You will find many microclimates throughout Panama especially in the mountainous areas. As trade winds blow weather across Panama the effects are dramatically different depending on the geography surrounding you. Recorded rainfall amounts can be drastically different within areas only blocks from each other.
Though some afternoons can be muggy, hours or days of continuous rain is rare…especially in Panama City and the Pacific coast area known as the Arco Seco, or dry arc.
Bocas del Toro and other locations on Panama’s less-developed Caribbean Coast receive twice as much rain as the Pacific Coast as strong trade winds constantly blow from north to south. Although outside of the hurricane belt, the Caribbean Coast, gets the leftovers of the tropical storms further north.
Although the official rainy season is December through April, the rest of the year may bring frequent rain, too. This is especially true in higher elevations and along the Caribbean coastline.

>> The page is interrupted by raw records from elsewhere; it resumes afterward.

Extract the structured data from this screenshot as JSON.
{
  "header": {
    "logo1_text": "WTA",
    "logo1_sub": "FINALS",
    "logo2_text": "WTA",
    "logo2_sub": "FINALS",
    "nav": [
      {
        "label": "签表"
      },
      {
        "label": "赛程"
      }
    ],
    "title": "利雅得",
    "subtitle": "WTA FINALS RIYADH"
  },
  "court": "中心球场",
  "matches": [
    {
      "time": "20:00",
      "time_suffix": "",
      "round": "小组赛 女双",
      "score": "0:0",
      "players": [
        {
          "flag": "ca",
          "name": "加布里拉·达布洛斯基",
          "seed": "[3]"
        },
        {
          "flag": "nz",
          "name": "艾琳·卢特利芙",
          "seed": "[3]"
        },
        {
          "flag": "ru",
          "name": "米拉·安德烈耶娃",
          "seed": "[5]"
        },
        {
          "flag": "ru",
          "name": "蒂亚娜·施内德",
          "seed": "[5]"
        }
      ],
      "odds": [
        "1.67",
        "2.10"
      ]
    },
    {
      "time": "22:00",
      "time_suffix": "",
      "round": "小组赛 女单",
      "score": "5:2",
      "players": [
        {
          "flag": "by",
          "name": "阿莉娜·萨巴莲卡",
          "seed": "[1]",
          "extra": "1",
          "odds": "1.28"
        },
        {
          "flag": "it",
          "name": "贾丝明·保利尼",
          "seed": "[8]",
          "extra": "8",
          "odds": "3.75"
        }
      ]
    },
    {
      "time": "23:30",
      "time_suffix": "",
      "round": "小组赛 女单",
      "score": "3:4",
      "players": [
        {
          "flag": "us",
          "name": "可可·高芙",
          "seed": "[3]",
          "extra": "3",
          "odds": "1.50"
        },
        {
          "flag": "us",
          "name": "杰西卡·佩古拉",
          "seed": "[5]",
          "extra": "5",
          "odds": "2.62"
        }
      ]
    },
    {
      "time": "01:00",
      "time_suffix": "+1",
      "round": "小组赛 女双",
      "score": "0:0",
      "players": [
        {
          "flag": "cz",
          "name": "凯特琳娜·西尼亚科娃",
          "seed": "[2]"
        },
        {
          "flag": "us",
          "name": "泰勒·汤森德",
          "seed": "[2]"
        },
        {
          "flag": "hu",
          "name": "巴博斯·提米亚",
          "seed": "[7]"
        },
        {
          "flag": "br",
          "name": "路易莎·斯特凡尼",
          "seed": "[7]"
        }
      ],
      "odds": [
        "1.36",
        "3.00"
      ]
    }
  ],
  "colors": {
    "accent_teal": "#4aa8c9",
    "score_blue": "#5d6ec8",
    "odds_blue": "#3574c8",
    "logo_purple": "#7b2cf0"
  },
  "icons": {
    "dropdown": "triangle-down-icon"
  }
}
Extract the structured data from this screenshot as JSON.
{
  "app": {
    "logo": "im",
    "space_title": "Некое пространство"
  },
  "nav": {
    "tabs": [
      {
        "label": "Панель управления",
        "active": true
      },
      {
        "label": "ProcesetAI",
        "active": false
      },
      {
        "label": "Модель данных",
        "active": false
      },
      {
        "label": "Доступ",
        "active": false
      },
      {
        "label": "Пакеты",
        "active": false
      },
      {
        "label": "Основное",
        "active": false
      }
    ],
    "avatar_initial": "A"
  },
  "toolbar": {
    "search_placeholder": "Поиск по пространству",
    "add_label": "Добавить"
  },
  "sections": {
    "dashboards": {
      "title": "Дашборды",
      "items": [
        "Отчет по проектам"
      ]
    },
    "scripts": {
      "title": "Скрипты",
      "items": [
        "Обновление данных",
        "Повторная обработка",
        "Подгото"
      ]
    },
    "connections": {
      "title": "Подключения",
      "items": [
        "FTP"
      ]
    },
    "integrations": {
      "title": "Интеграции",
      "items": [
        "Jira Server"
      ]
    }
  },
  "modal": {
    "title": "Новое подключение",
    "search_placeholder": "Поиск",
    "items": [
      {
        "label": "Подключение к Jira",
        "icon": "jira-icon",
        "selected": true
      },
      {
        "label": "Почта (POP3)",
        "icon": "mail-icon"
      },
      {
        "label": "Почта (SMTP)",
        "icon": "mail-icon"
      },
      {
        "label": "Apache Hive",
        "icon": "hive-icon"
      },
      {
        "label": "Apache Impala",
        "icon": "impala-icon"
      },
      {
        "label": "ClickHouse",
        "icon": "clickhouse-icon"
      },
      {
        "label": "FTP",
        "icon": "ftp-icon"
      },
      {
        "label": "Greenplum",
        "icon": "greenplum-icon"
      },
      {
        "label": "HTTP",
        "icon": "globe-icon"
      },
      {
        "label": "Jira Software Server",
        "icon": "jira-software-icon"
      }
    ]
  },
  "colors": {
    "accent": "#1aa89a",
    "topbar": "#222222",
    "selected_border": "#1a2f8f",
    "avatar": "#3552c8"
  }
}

You might like the highlands if hot, steamy weather bothers you. They have a more tropical climate, so cool, Bajareque (misty showers) are common during the rainy season and sometimes during the dry season as well. After all, you can’t have rainforests and cloud forests without rain and clouds.
The highlands do experience higher than average winds during the dry season and high humidity levels during the rainy season. The lowland areas on the Pacific side experience less wind and humidity.
The wetness and humidity tends to bother some people in the mountains, even in Boquete, which gets its fair share of downpours from May to November. Without the high day-time temperatures that the lowlands experience, areas in the mountains don’t have extended periods to dry out.
Many people love the fact that Panama’s climate is better for their skin, keeping it moisturized and smooth-looking, rather than dry and papery. The health benefit of cleansing rains make it possible for everyone in Panama to breath fresh clean air and feel great!